- _Data shown_:
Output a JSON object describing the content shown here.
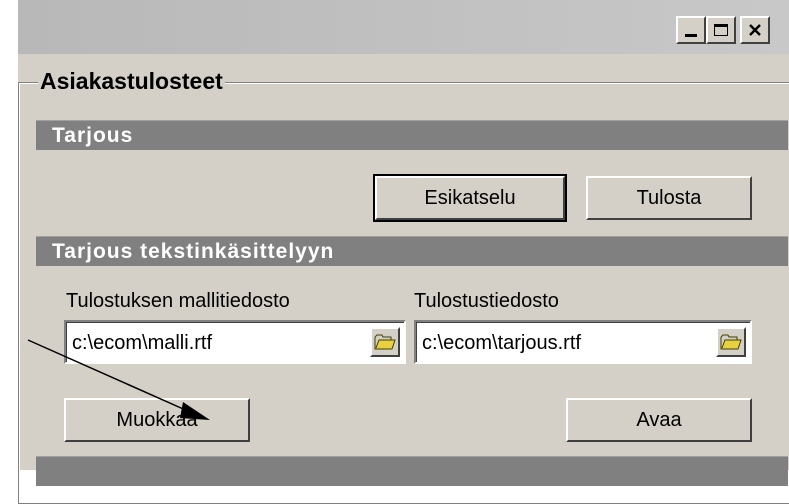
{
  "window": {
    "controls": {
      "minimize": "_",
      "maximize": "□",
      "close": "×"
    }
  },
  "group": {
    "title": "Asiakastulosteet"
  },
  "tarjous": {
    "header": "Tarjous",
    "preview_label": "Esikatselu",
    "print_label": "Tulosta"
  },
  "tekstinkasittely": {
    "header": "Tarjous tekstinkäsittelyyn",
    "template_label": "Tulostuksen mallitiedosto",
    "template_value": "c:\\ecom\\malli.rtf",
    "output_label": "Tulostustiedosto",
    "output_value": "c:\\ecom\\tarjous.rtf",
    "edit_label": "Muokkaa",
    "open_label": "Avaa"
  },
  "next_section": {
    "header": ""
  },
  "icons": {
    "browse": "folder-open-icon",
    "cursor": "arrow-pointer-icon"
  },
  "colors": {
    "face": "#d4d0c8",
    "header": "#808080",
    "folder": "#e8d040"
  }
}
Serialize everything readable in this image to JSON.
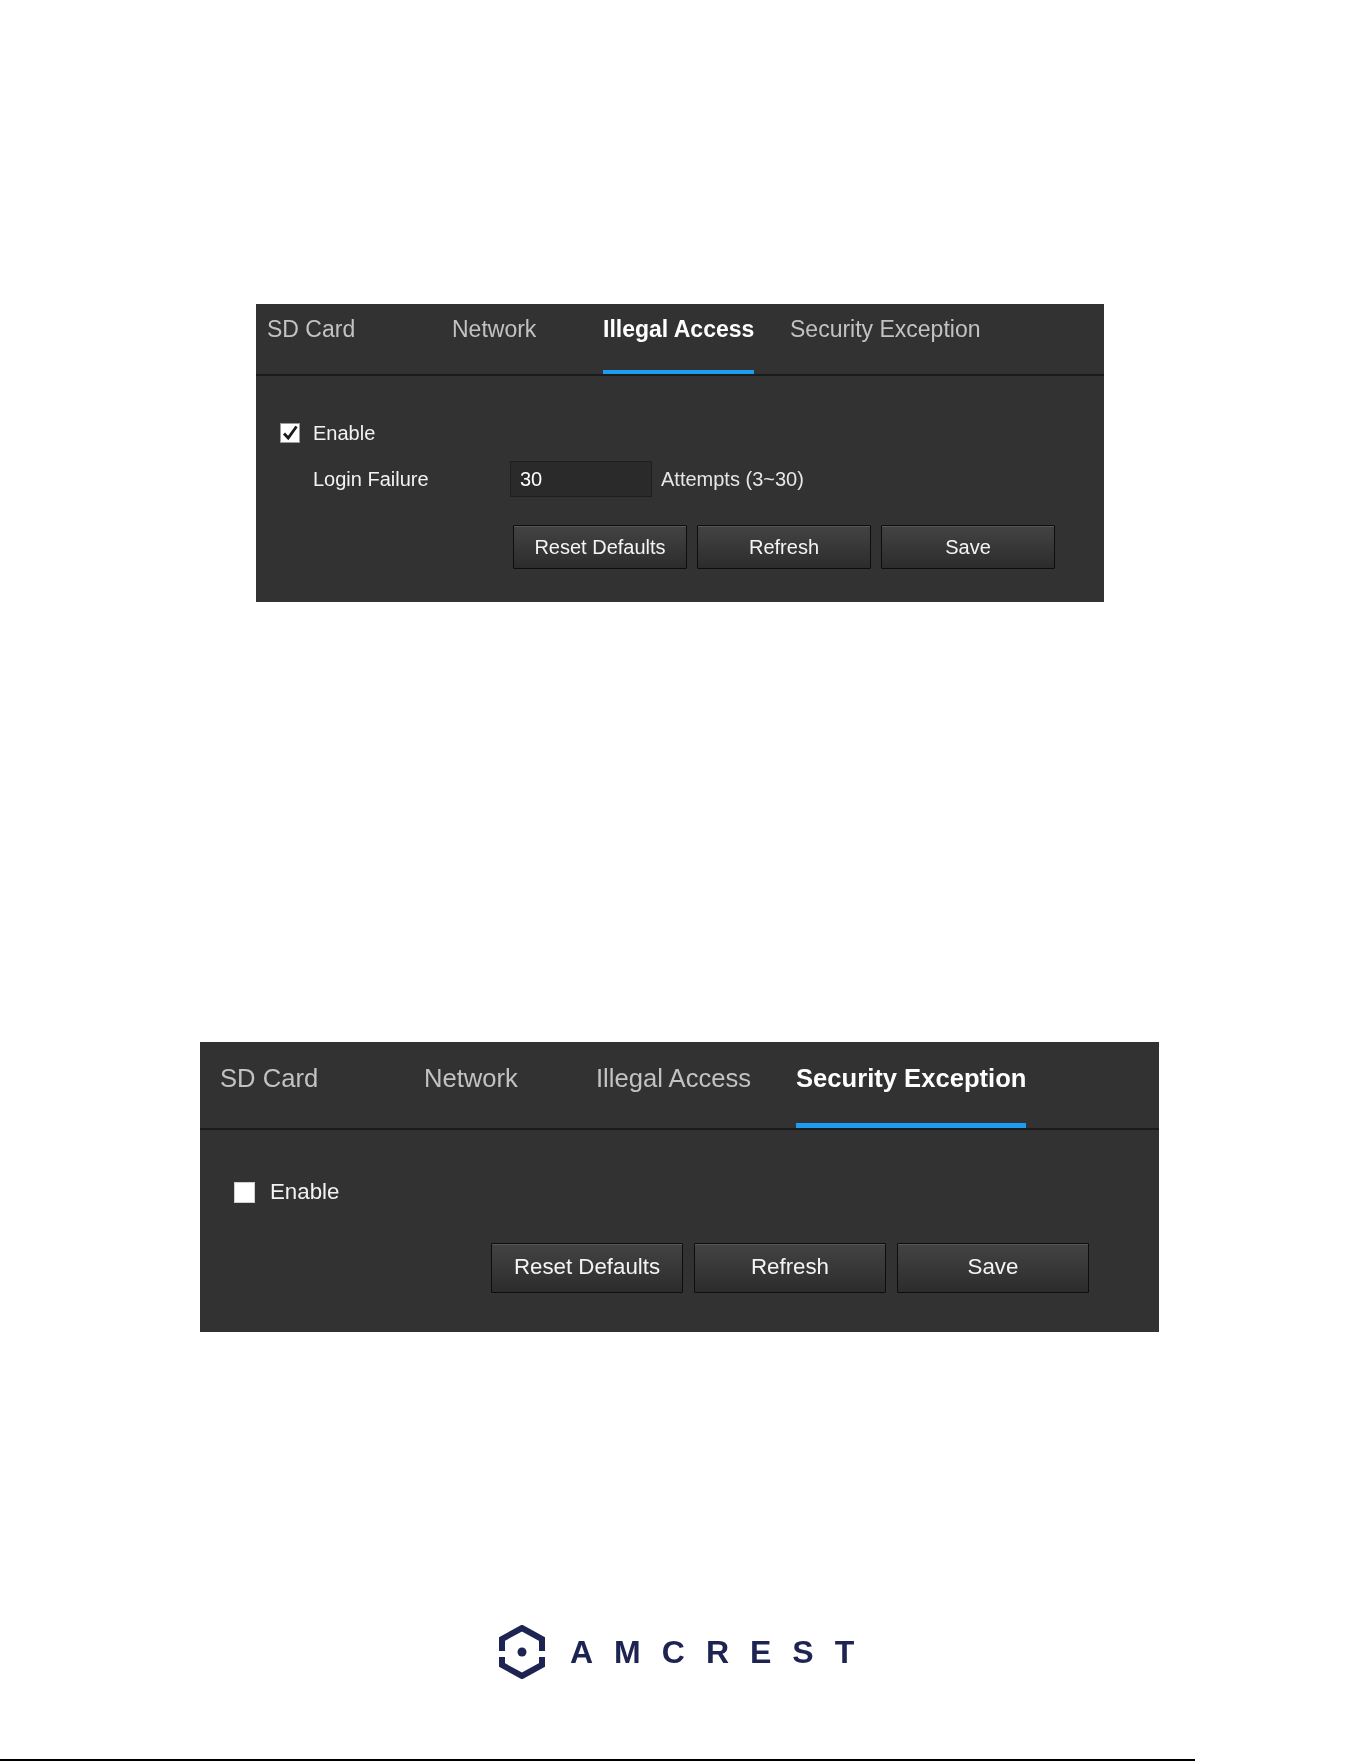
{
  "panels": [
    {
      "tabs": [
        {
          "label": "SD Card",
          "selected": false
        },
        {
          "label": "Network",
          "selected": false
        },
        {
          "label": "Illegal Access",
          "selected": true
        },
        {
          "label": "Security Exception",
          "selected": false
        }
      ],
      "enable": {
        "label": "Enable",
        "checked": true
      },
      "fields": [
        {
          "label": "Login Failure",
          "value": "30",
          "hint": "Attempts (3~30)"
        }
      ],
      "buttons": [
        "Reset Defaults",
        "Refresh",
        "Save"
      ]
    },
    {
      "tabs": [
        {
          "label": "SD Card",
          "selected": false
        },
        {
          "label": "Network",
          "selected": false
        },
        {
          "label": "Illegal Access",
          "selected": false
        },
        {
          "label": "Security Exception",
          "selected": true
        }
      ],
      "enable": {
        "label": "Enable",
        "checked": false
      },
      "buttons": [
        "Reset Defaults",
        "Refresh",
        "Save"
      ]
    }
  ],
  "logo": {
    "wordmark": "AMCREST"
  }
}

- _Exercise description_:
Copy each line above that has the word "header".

- _Task output_:
    "header": "Tarjous",
    "header": "Tarjous tekstinkäsittelyyn",
    "header": ""
    "header": "#808080",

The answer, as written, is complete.